Element data from apps and pages:

• • • • • • •

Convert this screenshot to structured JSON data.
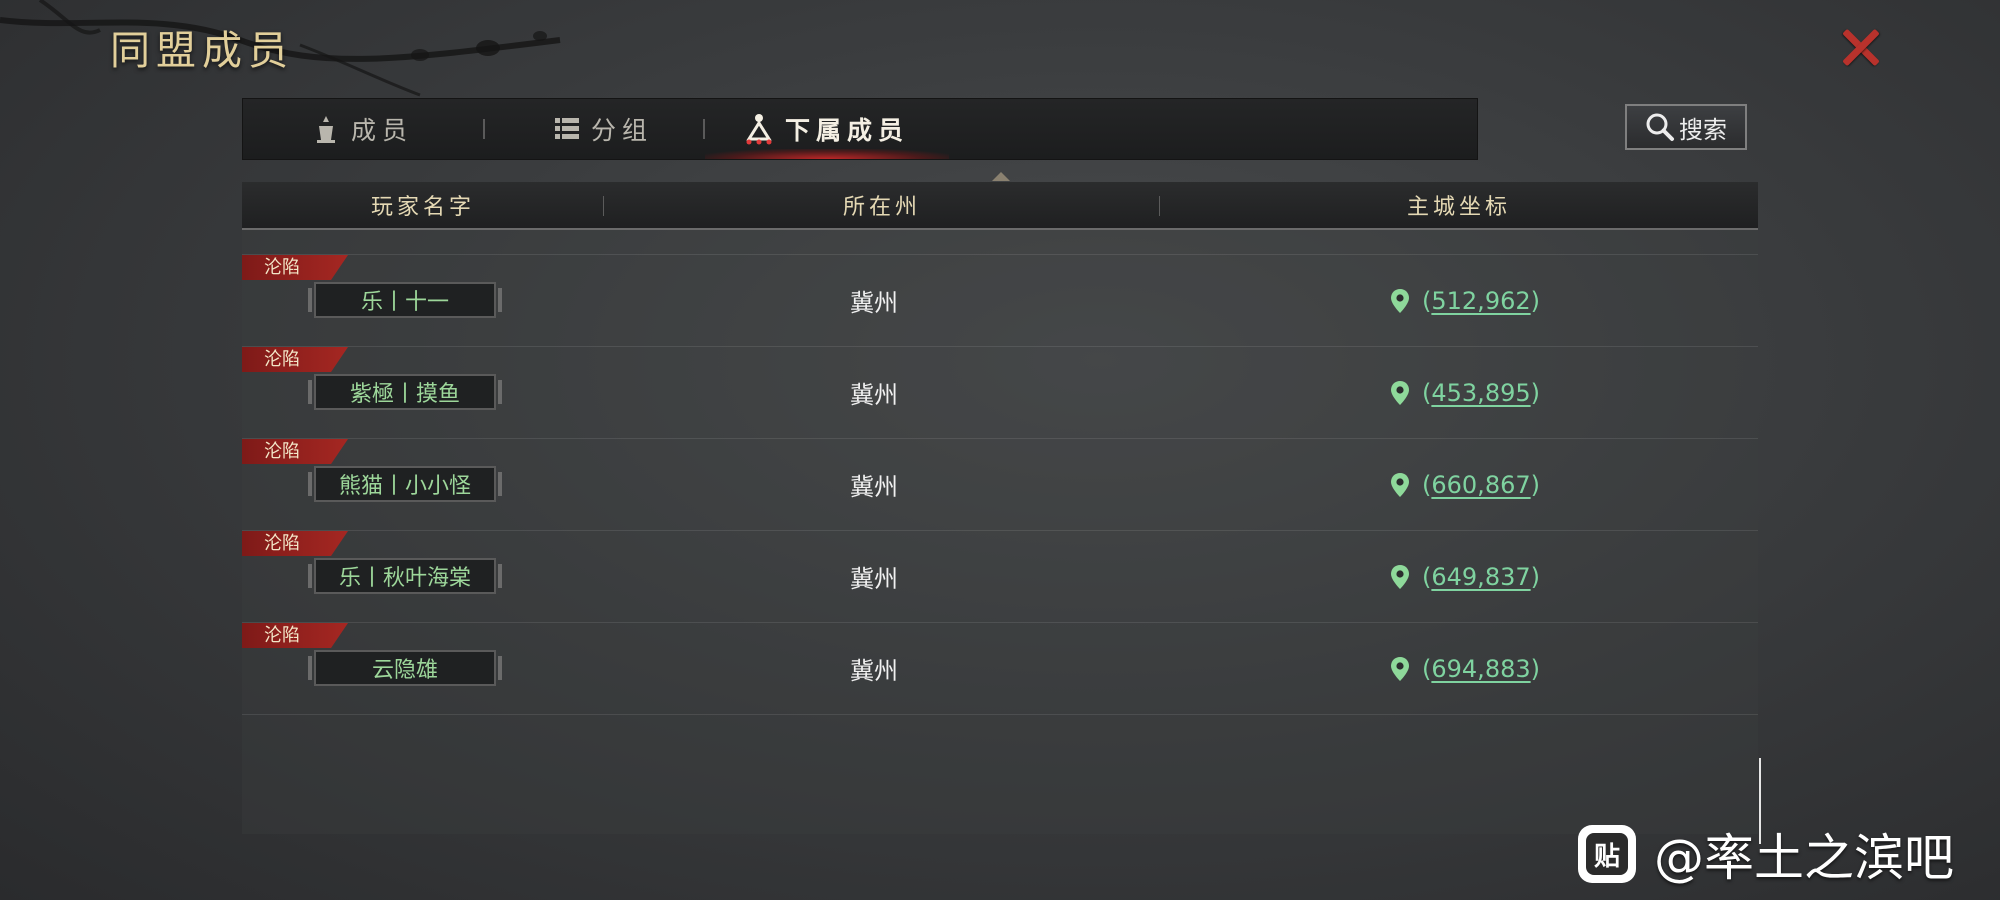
{
  "window": {
    "title": "同盟成员",
    "close_icon": "close-icon"
  },
  "tabs": [
    {
      "label": "成员",
      "icon": "members-icon",
      "active": false
    },
    {
      "label": "分组",
      "icon": "list-icon",
      "active": false
    },
    {
      "label": "下属成员",
      "icon": "subordinate-icon",
      "active": true
    }
  ],
  "search": {
    "label": "搜索",
    "icon": "search-icon"
  },
  "table": {
    "columns": [
      "玩家名字",
      "所在州",
      "主城坐标"
    ],
    "rows": [
      {
        "tag": "沦陷",
        "name": "乐丨十一",
        "state": "冀州",
        "coord": "512,962"
      },
      {
        "tag": "沦陷",
        "name": "紫極丨摸鱼",
        "state": "冀州",
        "coord": "453,895"
      },
      {
        "tag": "沦陷",
        "name": "熊猫丨小小怪",
        "state": "冀州",
        "coord": "660,867"
      },
      {
        "tag": "沦陷",
        "name": "乐丨秋叶海棠",
        "state": "冀州",
        "coord": "649,837"
      },
      {
        "tag": "沦陷",
        "name": "云隐雄",
        "state": "冀州",
        "coord": "694,883"
      }
    ]
  },
  "watermark": {
    "icon_text": "贴",
    "text": "@率土之滨吧"
  },
  "colors": {
    "title_gold": "#e2cf9a",
    "tag_red": "#a52722",
    "name_green": "#9dd79a",
    "coord_green": "#7fd3a0",
    "close_red": "#b8322c"
  }
}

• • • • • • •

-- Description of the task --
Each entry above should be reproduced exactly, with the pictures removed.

-- Response area --
Convert this screenshot to structured JSON data.
{
  "window": {
    "title": "同盟成员",
    "close_icon": "close-icon"
  },
  "tabs": [
    {
      "label": "成员",
      "icon": "members-icon",
      "active": false
    },
    {
      "label": "分组",
      "icon": "list-icon",
      "active": false
    },
    {
      "label": "下属成员",
      "icon": "subordinate-icon",
      "active": true
    }
  ],
  "search": {
    "label": "搜索",
    "icon": "search-icon"
  },
  "table": {
    "columns": [
      "玩家名字",
      "所在州",
      "主城坐标"
    ],
    "rows": [
      {
        "tag": "沦陷",
        "name": "乐丨十一",
        "state": "冀州",
        "coord": "512,962"
      },
      {
        "tag": "沦陷",
        "name": "紫極丨摸鱼",
        "state": "冀州",
        "coord": "453,895"
      },
      {
        "tag": "沦陷",
        "name": "熊猫丨小小怪",
        "state": "冀州",
        "coord": "660,867"
      },
      {
        "tag": "沦陷",
        "name": "乐丨秋叶海棠",
        "state": "冀州",
        "coord": "649,837"
      },
      {
        "tag": "沦陷",
        "name": "云隐雄",
        "state": "冀州",
        "coord": "694,883"
      }
    ]
  },
  "watermark": {
    "icon_text": "贴",
    "text": "@率土之滨吧"
  },
  "colors": {
    "title_gold": "#e2cf9a",
    "tag_red": "#a52722",
    "name_green": "#9dd79a",
    "coord_green": "#7fd3a0",
    "close_red": "#b8322c"
  }
}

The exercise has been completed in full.